= Task item =
Pull out every line from the listing that has the word "icon".

= Supplied data =

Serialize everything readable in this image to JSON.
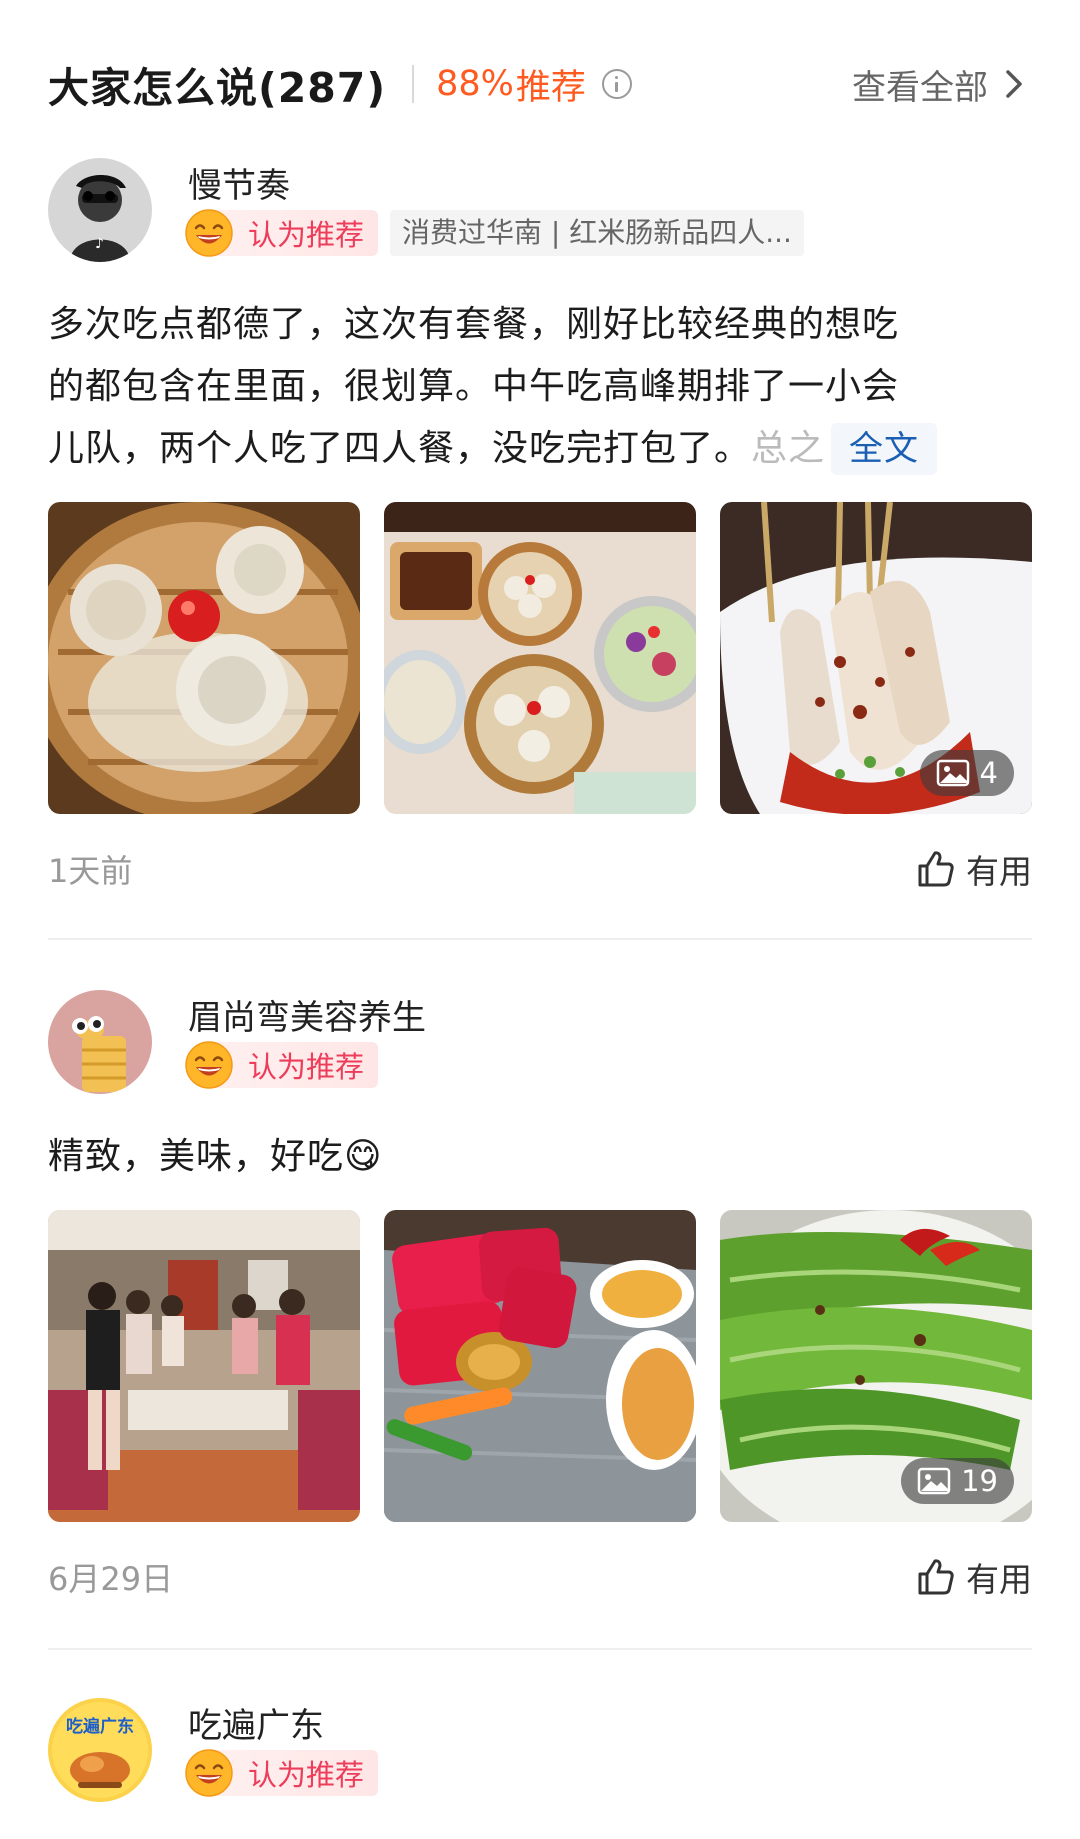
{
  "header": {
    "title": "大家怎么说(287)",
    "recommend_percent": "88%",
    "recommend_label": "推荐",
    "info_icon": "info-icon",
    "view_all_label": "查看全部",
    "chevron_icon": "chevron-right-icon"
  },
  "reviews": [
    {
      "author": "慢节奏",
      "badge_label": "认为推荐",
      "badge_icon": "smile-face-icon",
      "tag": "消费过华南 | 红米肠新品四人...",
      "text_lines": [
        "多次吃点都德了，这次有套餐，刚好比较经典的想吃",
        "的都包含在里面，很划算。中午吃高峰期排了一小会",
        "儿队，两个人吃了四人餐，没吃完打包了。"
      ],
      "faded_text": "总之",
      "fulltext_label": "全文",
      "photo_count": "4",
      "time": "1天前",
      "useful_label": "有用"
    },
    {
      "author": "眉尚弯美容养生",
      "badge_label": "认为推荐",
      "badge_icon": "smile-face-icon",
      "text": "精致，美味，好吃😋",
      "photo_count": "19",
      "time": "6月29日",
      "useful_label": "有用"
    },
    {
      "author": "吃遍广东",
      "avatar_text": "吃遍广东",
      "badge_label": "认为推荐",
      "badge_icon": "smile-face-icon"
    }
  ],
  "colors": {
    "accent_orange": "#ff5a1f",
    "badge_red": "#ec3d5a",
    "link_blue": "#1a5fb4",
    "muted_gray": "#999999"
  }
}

= Your response =
    "info_icon": "info-icon",
    "chevron_icon": "chevron-right-icon"
      "badge_icon": "smile-face-icon",
      "badge_icon": "smile-face-icon",
      "badge_icon": "smile-face-icon"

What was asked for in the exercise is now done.